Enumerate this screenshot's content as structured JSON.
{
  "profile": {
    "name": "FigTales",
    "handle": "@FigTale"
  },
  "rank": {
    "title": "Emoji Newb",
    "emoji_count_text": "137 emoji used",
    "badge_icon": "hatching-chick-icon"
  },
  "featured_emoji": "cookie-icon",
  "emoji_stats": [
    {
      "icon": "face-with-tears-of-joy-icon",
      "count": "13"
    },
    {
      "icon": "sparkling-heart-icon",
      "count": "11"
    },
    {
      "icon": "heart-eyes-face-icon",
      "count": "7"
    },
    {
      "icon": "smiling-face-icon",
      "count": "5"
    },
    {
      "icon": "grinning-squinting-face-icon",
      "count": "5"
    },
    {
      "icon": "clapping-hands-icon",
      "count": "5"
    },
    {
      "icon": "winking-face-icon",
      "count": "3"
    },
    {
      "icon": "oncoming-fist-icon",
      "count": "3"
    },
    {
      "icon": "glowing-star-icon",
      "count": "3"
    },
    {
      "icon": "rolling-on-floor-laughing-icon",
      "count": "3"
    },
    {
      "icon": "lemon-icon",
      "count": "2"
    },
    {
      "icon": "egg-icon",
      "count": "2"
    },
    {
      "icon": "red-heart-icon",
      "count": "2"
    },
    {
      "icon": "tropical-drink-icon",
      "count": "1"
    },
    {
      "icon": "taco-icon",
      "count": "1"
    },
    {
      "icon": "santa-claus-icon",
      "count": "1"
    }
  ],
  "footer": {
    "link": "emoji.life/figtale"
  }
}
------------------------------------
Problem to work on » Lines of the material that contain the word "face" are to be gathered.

Your solution »
      "icon": "face-with-tears-of-joy-icon",
      "icon": "heart-eyes-face-icon",
      "icon": "smiling-face-icon",
      "icon": "grinning-squinting-face-icon",
      "icon": "winking-face-icon",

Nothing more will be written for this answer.